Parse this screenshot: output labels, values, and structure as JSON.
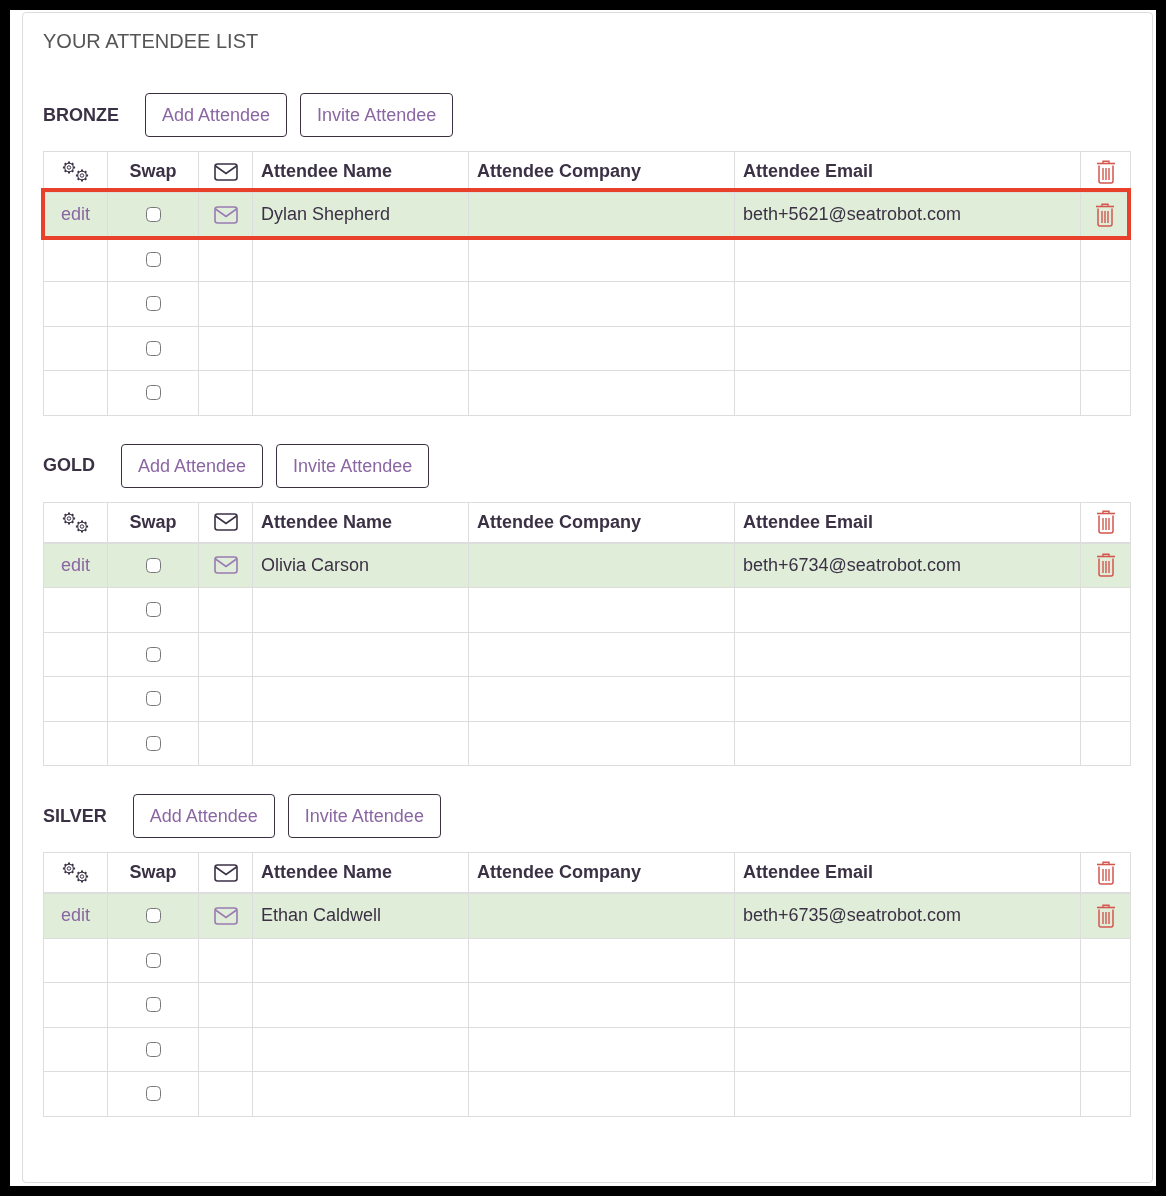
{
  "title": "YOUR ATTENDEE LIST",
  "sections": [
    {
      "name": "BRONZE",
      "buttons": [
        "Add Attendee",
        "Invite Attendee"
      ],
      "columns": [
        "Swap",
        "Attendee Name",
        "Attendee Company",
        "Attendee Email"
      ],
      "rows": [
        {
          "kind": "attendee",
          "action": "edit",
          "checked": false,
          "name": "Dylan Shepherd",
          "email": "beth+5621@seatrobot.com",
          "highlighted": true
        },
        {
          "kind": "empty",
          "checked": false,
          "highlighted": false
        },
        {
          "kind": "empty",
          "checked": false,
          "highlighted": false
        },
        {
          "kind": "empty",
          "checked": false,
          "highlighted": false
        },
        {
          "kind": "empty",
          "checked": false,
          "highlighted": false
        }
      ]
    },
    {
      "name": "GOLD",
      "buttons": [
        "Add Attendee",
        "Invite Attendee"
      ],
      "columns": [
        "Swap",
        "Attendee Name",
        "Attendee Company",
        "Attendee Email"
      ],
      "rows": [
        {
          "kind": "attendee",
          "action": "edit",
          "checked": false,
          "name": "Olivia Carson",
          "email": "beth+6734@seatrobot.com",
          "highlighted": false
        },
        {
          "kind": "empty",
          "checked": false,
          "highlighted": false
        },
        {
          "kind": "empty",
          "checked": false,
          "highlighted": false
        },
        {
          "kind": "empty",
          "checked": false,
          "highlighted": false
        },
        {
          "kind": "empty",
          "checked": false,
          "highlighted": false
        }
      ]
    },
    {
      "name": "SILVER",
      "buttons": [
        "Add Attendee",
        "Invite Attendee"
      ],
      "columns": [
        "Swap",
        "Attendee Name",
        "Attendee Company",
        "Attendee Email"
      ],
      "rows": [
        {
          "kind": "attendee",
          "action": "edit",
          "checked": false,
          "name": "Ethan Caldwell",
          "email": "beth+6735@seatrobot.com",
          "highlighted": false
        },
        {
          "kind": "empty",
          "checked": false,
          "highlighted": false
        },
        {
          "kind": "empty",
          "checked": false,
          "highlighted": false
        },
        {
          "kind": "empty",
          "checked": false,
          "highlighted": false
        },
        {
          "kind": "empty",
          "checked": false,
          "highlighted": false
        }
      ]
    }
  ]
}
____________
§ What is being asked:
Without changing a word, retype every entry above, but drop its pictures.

§ Written reply:
Parse this screenshot: output labels, values, and structure as JSON.
{
  "title": "YOUR ATTENDEE LIST",
  "sections": [
    {
      "name": "BRONZE",
      "buttons": [
        "Add Attendee",
        "Invite Attendee"
      ],
      "columns": [
        "Swap",
        "Attendee Name",
        "Attendee Company",
        "Attendee Email"
      ],
      "rows": [
        {
          "kind": "attendee",
          "action": "edit",
          "checked": false,
          "name": "Dylan Shepherd",
          "email": "beth+5621@seatrobot.com",
          "highlighted": true
        },
        {
          "kind": "empty",
          "checked": false,
          "highlighted": false
        },
        {
          "kind": "empty",
          "checked": false,
          "highlighted": false
        },
        {
          "kind": "empty",
          "checked": false,
          "highlighted": false
        },
        {
          "kind": "empty",
          "checked": false,
          "highlighted": false
        }
      ]
    },
    {
      "name": "GOLD",
      "buttons": [
        "Add Attendee",
        "Invite Attendee"
      ],
      "columns": [
        "Swap",
        "Attendee Name",
        "Attendee Company",
        "Attendee Email"
      ],
      "rows": [
        {
          "kind": "attendee",
          "action": "edit",
          "checked": false,
          "name": "Olivia Carson",
          "email": "beth+6734@seatrobot.com",
          "highlighted": false
        },
        {
          "kind": "empty",
          "checked": false,
          "highlighted": false
        },
        {
          "kind": "empty",
          "checked": false,
          "highlighted": false
        },
        {
          "kind": "empty",
          "checked": false,
          "highlighted": false
        },
        {
          "kind": "empty",
          "checked": false,
          "highlighted": false
        }
      ]
    },
    {
      "name": "SILVER",
      "buttons": [
        "Add Attendee",
        "Invite Attendee"
      ],
      "columns": [
        "Swap",
        "Attendee Name",
        "Attendee Company",
        "Attendee Email"
      ],
      "rows": [
        {
          "kind": "attendee",
          "action": "edit",
          "checked": false,
          "name": "Ethan Caldwell",
          "email": "beth+6735@seatrobot.com",
          "highlighted": false
        },
        {
          "kind": "empty",
          "checked": false,
          "highlighted": false
        },
        {
          "kind": "empty",
          "checked": false,
          "highlighted": false
        },
        {
          "kind": "empty",
          "checked": false,
          "highlighted": false
        },
        {
          "kind": "empty",
          "checked": false,
          "highlighted": false
        }
      ]
    }
  ]
}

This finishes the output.